*** Begin section ***

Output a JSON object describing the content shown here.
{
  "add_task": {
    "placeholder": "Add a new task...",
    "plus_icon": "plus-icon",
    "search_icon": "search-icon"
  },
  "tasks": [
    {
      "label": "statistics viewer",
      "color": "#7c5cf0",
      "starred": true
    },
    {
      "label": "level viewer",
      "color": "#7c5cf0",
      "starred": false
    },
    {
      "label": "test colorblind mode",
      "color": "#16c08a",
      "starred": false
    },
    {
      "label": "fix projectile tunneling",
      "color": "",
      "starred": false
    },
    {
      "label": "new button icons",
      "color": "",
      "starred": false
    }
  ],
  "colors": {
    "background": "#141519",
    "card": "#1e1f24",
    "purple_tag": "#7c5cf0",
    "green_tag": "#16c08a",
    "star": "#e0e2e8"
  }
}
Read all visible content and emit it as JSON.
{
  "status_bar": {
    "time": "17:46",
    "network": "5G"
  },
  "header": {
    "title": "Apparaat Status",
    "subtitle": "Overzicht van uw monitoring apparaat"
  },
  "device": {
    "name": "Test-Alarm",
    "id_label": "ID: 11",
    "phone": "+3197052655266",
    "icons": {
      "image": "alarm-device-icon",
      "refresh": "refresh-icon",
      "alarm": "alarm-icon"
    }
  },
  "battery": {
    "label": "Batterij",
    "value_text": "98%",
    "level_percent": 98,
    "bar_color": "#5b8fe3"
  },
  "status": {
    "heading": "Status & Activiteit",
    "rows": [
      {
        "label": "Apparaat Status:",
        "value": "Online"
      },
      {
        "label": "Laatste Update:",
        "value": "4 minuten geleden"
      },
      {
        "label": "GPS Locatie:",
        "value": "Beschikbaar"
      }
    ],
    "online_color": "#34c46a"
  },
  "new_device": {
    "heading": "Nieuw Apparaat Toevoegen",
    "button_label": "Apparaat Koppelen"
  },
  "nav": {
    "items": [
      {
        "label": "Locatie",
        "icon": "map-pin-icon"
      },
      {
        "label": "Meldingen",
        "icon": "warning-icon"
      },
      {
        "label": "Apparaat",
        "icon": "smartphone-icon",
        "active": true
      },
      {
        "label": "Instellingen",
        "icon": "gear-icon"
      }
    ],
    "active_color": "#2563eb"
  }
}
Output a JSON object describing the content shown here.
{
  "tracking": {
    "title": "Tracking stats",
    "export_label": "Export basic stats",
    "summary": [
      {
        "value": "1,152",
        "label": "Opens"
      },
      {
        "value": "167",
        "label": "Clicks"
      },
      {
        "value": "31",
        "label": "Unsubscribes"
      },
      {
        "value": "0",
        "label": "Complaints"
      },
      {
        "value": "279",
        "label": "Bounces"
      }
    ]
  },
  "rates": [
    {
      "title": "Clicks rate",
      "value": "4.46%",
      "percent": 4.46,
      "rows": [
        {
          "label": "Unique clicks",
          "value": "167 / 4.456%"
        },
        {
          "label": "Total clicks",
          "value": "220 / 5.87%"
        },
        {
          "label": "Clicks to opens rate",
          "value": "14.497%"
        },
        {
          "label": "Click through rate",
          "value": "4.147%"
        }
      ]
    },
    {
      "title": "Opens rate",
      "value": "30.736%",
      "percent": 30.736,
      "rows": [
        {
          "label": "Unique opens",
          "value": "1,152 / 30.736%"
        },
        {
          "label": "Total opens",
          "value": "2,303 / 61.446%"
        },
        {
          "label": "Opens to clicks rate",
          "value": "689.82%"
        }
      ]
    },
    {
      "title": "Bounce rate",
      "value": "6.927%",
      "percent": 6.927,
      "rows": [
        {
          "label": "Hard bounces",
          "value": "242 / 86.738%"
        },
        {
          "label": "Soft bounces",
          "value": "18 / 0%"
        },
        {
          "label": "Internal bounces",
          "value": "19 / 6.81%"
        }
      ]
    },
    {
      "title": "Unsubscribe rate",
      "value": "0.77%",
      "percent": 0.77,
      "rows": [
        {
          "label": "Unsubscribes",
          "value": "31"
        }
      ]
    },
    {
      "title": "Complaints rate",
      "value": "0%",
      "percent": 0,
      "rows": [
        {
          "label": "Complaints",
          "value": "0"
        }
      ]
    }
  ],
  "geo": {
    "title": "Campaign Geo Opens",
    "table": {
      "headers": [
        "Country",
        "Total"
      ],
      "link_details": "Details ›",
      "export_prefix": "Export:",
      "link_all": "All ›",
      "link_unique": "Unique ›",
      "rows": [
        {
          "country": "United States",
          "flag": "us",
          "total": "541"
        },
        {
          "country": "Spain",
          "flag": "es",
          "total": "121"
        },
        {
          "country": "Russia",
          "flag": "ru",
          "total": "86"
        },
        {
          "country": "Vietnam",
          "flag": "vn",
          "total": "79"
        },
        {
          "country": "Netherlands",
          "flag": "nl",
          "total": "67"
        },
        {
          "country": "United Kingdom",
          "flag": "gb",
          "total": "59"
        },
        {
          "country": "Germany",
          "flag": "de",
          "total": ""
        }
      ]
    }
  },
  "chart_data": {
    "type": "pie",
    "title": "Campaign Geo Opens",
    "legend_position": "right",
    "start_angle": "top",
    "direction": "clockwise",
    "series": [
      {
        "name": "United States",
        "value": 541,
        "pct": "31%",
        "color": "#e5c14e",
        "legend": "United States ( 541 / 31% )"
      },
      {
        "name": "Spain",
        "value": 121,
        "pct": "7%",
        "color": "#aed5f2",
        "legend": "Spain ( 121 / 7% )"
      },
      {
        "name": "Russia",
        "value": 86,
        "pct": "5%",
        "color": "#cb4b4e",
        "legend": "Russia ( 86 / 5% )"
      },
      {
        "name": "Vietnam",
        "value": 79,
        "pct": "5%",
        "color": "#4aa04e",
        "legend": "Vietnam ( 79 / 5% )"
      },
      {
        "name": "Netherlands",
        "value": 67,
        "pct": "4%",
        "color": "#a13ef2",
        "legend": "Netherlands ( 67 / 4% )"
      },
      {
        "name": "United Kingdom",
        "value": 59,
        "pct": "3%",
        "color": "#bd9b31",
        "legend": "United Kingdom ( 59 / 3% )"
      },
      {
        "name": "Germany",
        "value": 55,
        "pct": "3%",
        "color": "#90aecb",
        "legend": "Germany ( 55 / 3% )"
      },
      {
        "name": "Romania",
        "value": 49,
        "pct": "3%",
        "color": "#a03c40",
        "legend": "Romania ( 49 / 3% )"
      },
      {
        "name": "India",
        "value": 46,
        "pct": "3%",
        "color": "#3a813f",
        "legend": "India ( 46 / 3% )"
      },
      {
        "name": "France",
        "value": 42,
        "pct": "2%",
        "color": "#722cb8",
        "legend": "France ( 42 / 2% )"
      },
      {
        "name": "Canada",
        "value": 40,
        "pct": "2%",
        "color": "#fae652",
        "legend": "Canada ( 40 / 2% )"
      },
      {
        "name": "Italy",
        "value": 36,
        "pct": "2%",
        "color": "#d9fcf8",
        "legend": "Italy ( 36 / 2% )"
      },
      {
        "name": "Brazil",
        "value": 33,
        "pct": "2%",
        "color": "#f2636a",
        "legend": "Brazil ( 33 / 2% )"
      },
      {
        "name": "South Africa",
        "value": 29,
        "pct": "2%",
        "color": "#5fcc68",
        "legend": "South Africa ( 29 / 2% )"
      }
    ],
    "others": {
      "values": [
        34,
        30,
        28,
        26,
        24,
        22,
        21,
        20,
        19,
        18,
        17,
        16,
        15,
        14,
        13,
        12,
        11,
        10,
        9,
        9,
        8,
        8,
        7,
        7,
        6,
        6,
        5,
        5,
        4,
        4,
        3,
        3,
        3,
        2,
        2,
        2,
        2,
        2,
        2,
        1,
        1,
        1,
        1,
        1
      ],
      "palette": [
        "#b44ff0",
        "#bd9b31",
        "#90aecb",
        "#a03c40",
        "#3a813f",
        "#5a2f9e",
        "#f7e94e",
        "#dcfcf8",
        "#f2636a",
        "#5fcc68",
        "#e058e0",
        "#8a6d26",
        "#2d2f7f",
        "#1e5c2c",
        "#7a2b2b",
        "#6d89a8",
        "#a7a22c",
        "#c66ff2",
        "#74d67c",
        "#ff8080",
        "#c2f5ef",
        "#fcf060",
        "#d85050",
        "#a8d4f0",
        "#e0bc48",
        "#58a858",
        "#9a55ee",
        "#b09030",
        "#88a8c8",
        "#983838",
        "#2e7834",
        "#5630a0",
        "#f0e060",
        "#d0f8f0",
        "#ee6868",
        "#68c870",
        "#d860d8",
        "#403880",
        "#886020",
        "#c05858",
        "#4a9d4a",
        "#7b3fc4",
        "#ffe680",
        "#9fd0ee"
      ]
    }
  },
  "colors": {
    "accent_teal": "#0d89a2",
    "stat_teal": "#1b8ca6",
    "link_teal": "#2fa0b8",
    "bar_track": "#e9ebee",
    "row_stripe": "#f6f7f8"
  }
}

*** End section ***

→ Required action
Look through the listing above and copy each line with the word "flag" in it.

→ Written solution
          "flag": "us",
          "flag": "es",
          "flag": "ru",
          "flag": "vn",
          "flag": "nl",
          "flag": "gb",
          "flag": "de",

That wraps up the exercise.